JUN 29, 2011
The authors report a case series of three infants with leptomeningeal trilateral retinoblastoma (TRB) with suprasellar tumors treated with a multifaceted chemotherapy regimen that led to tumor response and longer survival than ever reported for a leptomeningeal TRB patient.
For induction, the authors used their Toronto Protocol, which consists of high-dose cyclosporine A (CSA), an inhibitor of the multidrug resistance P-glycoprotein (p170), to modulate a high dose of carboplatin, etoposide and vincristine sulfate. Intraventricular topotecan hydrochloride combined with cytarabine was given via an Ommaya reservoir. To avoid craniospinal irradiation, they used supralethal-dose chemotherapy as consolidation therapy, with rescue of the bone marrow by autologous peripheral stem cell transplant.
One patient remained relapse-free 3.4 years after diagnosis and three years after transplant. The other patients survived for 14 and 32 months, respectively.
The treatment, which avoids both radiation therapy and surgery, was delivered as part of a prospective clinical trial. The study reports all cases of TRB treated between 2000 and 2008 at one children's hospital in Toronto.
The authors say that a possible advantage of this chemotherapy regime that may have prolonged survival may have been the addition of CSA, which not only reverses multidrug resistance in retinoblastoma tumor cells but also inhibits the p170-rich vascular endothelial cells that form the blood-brain barrier limiting the entry of chemotherapeutic drugs into the central nervous system.

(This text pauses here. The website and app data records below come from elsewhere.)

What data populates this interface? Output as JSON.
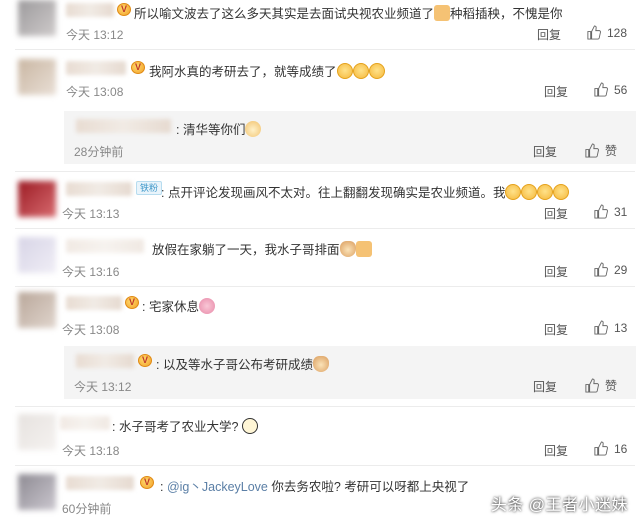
{
  "comments": [
    {
      "text": "所以喻文波去了这么多天其实是去面试央视农业频道了",
      "text_tail": "种稻插秧，不愧是你",
      "time": "今天 13:12",
      "reply": "回复",
      "likes": "128"
    },
    {
      "text": "我阿水真的考研去了，就等成绩了",
      "time": "今天 13:08",
      "reply": "回复",
      "likes": "56",
      "sub": {
        "text": "清华等你们",
        "time": "28分钟前",
        "reply": "回复",
        "like_label": "赞"
      }
    },
    {
      "badge": "铁粉",
      "text": "点开评论发现画风不太对。往上翻翻发现确实是农业频道。我",
      "time": "今天 13:13",
      "reply": "回复",
      "likes": "31"
    },
    {
      "text": "放假在家躺了一天，我水子哥排面",
      "time": "今天 13:16",
      "reply": "回复",
      "likes": "29"
    },
    {
      "text": "宅家休息",
      "time": "今天 13:08",
      "reply": "回复",
      "likes": "13",
      "sub": {
        "text": "以及等水子哥公布考研成绩",
        "time": "今天 13:12",
        "reply": "回复",
        "like_label": "赞"
      }
    },
    {
      "text": "水子哥考了农业大学?",
      "time": "今天 13:18",
      "reply": "回复",
      "likes": "16"
    },
    {
      "mention": "@ig丶JackeyLove",
      "text": " 你去务农啦? 考研可以呀都上央视了",
      "time": "60分钟前"
    }
  ],
  "watermark": "头条 @王者小迷妹",
  "colors": {
    "link": "#5b7fa6",
    "badge": "#3d97c9"
  }
}
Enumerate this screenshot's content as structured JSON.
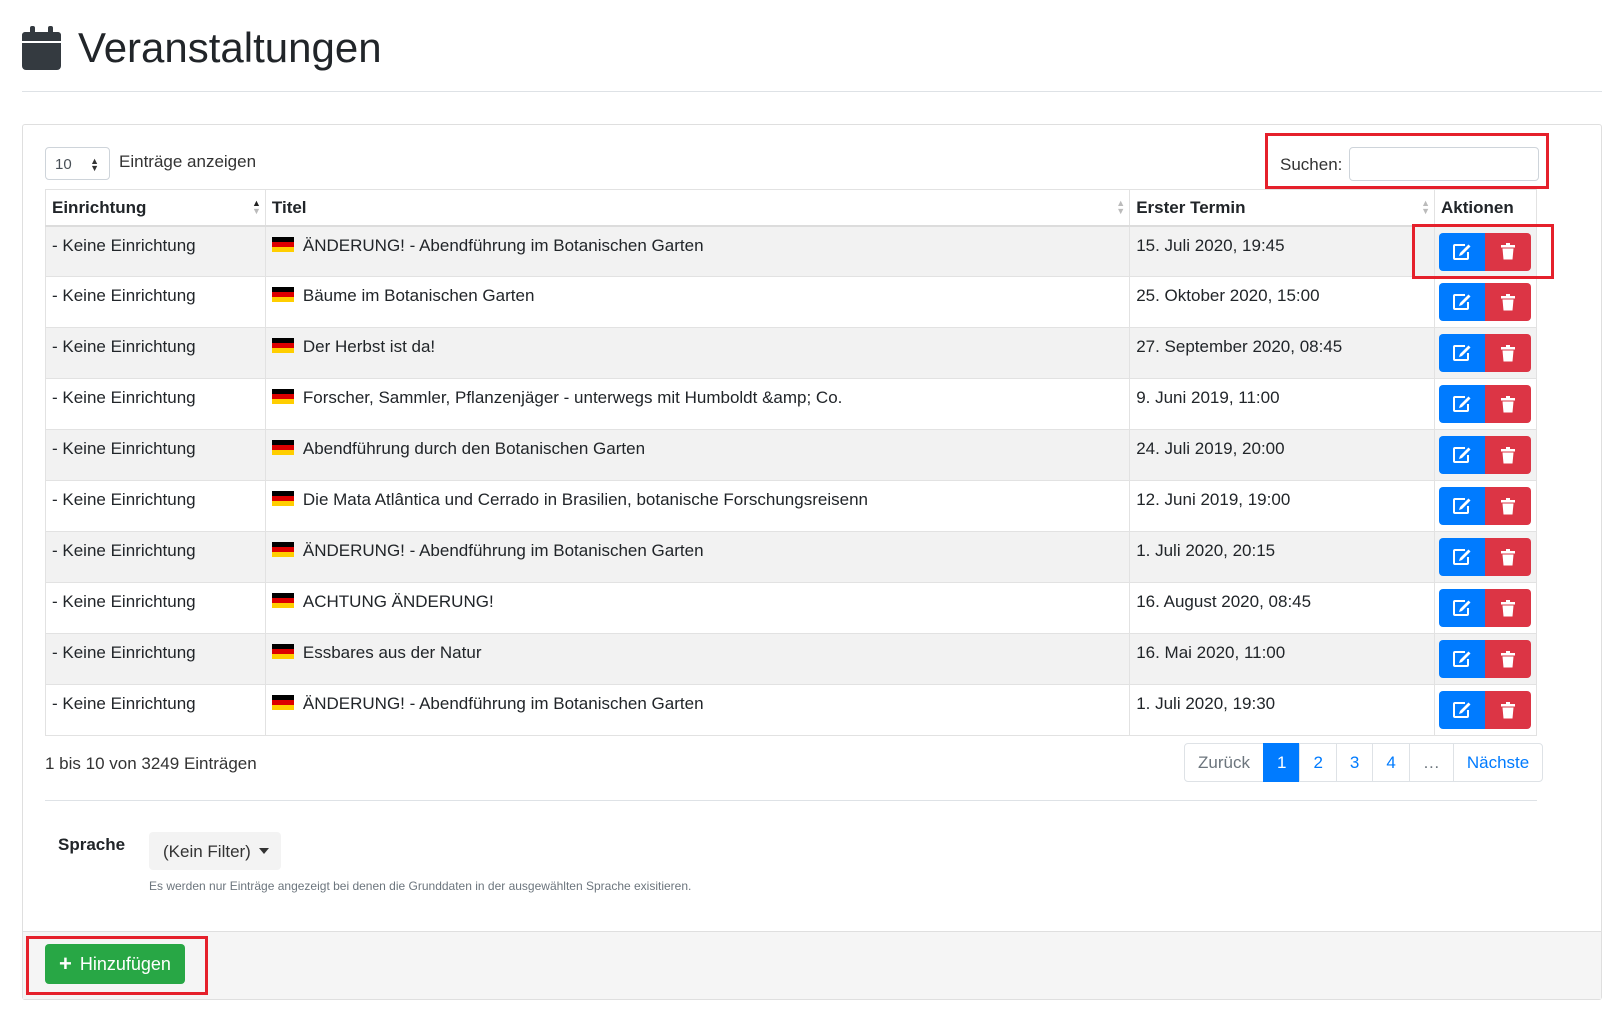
{
  "header": {
    "title": "Veranstaltungen",
    "icon": "calendar-icon"
  },
  "controls": {
    "length_value": "10",
    "length_label": "Einträge anzeigen",
    "search_label": "Suchen:",
    "search_value": ""
  },
  "table": {
    "columns": [
      "Einrichtung",
      "Titel",
      "Erster Termin",
      "Aktionen"
    ],
    "rows": [
      {
        "einrichtung": "- Keine Einrichtung",
        "titel": "ÄNDERUNG! - Abendführung im Botanischen Garten",
        "termin": "15. Juli 2020, 19:45"
      },
      {
        "einrichtung": "- Keine Einrichtung",
        "titel": "Bäume im Botanischen Garten",
        "termin": "25. Oktober 2020, 15:00"
      },
      {
        "einrichtung": "- Keine Einrichtung",
        "titel": "Der Herbst ist da!",
        "termin": "27. September 2020, 08:45"
      },
      {
        "einrichtung": "- Keine Einrichtung",
        "titel": "Forscher, Sammler, Pflanzenjäger - unterwegs mit Humboldt &amp; Co.",
        "termin": "9. Juni 2019, 11:00"
      },
      {
        "einrichtung": "- Keine Einrichtung",
        "titel": "Abendführung durch den Botanischen Garten",
        "termin": "24. Juli 2019, 20:00"
      },
      {
        "einrichtung": "- Keine Einrichtung",
        "titel": "Die Mata Atlântica und Cerrado in Brasilien, botanische Forschungsreisenn",
        "termin": "12. Juni 2019, 19:00"
      },
      {
        "einrichtung": "- Keine Einrichtung",
        "titel": "ÄNDERUNG! - Abendführung im Botanischen Garten",
        "termin": "1. Juli 2020, 20:15"
      },
      {
        "einrichtung": "- Keine Einrichtung",
        "titel": "ACHTUNG ÄNDERUNG!",
        "termin": "16. August 2020, 08:45"
      },
      {
        "einrichtung": "- Keine Einrichtung",
        "titel": "Essbares aus der Natur",
        "termin": "16. Mai 2020, 11:00"
      },
      {
        "einrichtung": "- Keine Einrichtung",
        "titel": "ÄNDERUNG! - Abendführung im Botanischen Garten",
        "termin": "1. Juli 2020, 19:30"
      }
    ]
  },
  "info": "1 bis 10 von 3249 Einträgen",
  "pagination": {
    "prev": "Zurück",
    "pages": [
      "1",
      "2",
      "3",
      "4",
      "…"
    ],
    "next": "Nächste",
    "active": "1"
  },
  "language_filter": {
    "label": "Sprache",
    "selected": "(Kein Filter)",
    "hint": "Es werden nur Einträge angezeigt bei denen die Grunddaten in der ausgewählten Sprache exisitieren."
  },
  "footer": {
    "add_label": "Hinzufügen"
  },
  "colors": {
    "primary": "#007bff",
    "danger": "#dc3545",
    "success": "#28a745",
    "highlight": "#e5202b"
  }
}
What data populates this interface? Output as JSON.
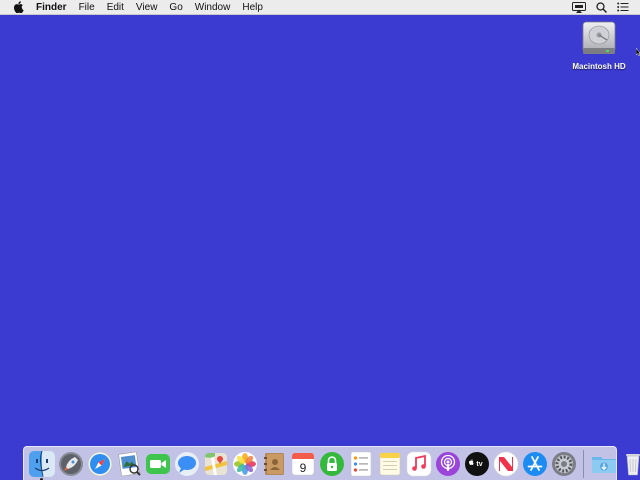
{
  "menubar": {
    "apple_icon": "apple-logo-icon",
    "app_name": "Finder",
    "items": [
      "File",
      "Edit",
      "View",
      "Go",
      "Window",
      "Help"
    ],
    "status_icons": [
      "airplay-display-icon",
      "spotlight-search-icon",
      "notification-center-icon"
    ]
  },
  "desktop": {
    "background_color": "#3b3ad1",
    "icons": [
      {
        "label": "Macintosh HD",
        "icon": "hard-drive-icon"
      }
    ]
  },
  "dock": {
    "apps": [
      "finder",
      "launchpad",
      "safari",
      "preview",
      "facetime",
      "messages",
      "maps",
      "photos",
      "contacts",
      "calendar",
      "keychain-access",
      "reminders",
      "notes",
      "music",
      "podcasts",
      "apple-tv",
      "news",
      "app-store",
      "system-preferences"
    ],
    "calendar_day": "9",
    "tv_label": "tv",
    "extras": [
      "downloads-folder",
      "trash"
    ]
  }
}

They conclude that the significant extension of survival among these patients suggests that this protocol may in some instances offer the potential for a cure for leptomeningeal TRB.